In this week’s re-read of The Five Dysfunctions of a Team by Patrick Lencioni (Jossey-Bass, Copyright 2002, 33rd printing), we address section four with the sections titled The Harvest, Gut Check, and The March. These three sections complete and sum up The Fable. I am planning three more weeks on this book.
Which means we need to choose a new book. We have a poll going for the next book. I have identified three books, including re-reading Carol Dweck’s Mindset, Thinking Fast and Slow (Daniel Kahneman) and Flow (Mihaly Csikszentmihalyi). I have also had suggestions (in the other category) for Originals: How Non-Conformists Move the World (Adam Grant) and Management Lessons from Taiichi Ohno: What Every Leader Can Learn from the Man by Takehiko Harada. I would like your opinion.
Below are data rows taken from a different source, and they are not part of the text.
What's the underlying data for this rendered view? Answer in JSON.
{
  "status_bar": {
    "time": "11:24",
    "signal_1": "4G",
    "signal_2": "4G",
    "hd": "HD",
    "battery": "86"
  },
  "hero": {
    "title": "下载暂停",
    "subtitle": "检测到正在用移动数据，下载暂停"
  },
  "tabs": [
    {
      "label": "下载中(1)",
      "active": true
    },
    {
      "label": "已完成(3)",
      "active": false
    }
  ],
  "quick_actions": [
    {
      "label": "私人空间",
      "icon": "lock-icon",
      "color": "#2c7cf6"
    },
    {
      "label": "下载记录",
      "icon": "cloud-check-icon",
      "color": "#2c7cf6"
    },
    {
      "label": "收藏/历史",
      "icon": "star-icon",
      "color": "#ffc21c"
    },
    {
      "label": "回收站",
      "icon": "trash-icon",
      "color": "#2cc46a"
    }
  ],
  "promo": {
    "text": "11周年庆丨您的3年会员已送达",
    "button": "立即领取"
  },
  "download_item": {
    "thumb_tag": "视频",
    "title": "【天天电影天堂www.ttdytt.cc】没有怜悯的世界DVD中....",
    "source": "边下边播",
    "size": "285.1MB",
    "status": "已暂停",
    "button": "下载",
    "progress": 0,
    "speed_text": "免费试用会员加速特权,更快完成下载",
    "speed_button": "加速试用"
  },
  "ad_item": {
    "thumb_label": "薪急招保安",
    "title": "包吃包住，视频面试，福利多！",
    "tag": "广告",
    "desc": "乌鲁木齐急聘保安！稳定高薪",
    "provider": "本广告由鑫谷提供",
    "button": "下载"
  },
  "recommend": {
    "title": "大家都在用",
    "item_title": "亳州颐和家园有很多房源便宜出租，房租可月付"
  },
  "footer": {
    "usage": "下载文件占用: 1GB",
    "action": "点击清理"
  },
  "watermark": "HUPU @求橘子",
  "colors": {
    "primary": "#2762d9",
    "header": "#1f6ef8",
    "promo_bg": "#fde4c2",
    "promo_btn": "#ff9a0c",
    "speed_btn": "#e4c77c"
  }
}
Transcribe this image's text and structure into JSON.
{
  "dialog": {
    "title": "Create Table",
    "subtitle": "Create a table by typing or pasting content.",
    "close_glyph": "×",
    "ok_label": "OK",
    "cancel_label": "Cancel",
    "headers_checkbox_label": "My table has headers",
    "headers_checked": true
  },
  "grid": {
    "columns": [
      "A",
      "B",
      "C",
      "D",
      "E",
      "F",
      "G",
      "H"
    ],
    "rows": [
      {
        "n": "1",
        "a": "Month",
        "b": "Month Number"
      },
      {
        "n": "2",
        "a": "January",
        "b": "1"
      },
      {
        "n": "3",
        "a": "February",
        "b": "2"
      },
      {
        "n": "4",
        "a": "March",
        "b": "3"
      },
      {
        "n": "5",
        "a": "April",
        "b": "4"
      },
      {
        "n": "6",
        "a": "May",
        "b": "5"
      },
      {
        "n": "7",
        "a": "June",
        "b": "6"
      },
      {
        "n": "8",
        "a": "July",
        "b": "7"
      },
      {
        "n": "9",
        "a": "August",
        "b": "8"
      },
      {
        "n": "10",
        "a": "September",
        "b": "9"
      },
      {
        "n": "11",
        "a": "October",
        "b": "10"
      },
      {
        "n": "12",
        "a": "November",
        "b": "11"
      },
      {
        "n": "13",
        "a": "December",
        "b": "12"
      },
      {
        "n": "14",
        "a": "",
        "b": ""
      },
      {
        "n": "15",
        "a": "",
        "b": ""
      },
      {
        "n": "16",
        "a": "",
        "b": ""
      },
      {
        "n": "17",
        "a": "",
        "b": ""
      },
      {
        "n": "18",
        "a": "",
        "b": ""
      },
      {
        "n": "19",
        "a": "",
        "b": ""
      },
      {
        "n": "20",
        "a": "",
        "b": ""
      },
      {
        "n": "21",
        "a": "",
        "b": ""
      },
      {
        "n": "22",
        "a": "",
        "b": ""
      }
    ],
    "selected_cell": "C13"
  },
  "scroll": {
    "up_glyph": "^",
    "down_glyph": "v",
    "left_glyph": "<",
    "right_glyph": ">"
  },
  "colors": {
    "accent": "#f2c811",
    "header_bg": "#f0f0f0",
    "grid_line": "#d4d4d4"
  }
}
If you are new to the re-read series buy a copy of the current book and go back to week one and read along!
In this section, Lencioni completes The Fable and sets the book up for a final discussion of the model.
This section outlines the final offsite with the team. I use the term “team” to express the evolution from a group of individuals into a more cohesive unit. In the book, two markers show that the team has becomes more of a unit. During the meetings, more laughter can be heard even after contentious debate, and during breaks the team members stayed together rather heading back to their rooms or places unknown. Lencioni also uses this section to remind readers of the overall model (shown below) which will be reviewed in detail during the last few weeks of the re-read.
Regardless of progress, this section reminds us that all teams struggle and tend not to progress in a straight line. Even the best teams I have been part of have struggled with some topics or decisions. Often team struggles generate short-term trust issues which need to quickly dealt with or the team can fall apart. Lencioni indicates that the team (and by extension the team leader) must have the discipline to ensure the dysfunctions do not filter back into the team’s behavior patterns.
The firm, Green Banana, that Nick had suggested DecsionTech buy earlier in the story is back; however, this time they are pursuing an unsolicited offer to acquire DecsionTech. The team rejects the offer seeing a better future working together. Mikey’s replacement, the new marketing guy, is amazed at how energetically the team debated the decision about Green Banana and other topics. The team held each other accountable and ended with clear decisions without any animus. Lencioni uses the Gut Check section to highlight the behavioral differences compared to earlier in the book. Teams that address the dysfunctions can debate and hold each other accountable without damaging relationships so that they end up with better decisions.
This section completes The Fable. In my mind, this is the section where everyone lives semi-happily ever after. Over the next years, Lencioni describes an organization where things are better, but not perfect. In this section, DecisionTech is tied for the top spot in the industry but wants to be on top. Kathryn rearranges her staff to make the executive team more compact. Jeff suggests that he work for Nick (who is the new COO) rather than continue as a direct report to make the team more streamlined. I am reminded of Dumas and the Three Musketeers, “all for one and one for all.” While I think The Fable ends a tad contritely – I wanted lasers and starships – it is good to remember that everyone (includes those with stock options) should be working for the good of the organization, not just the quick payout.
Three Key takeaways:
- Progress is rarely linear (think two steps forward and one step back).
- Good teams can debate and then be friends.
- The good of the organization is important (Spock got it right).
Previous Installments in the re-read of The Five Dysfunctions of a Team by Patrick Lencioni: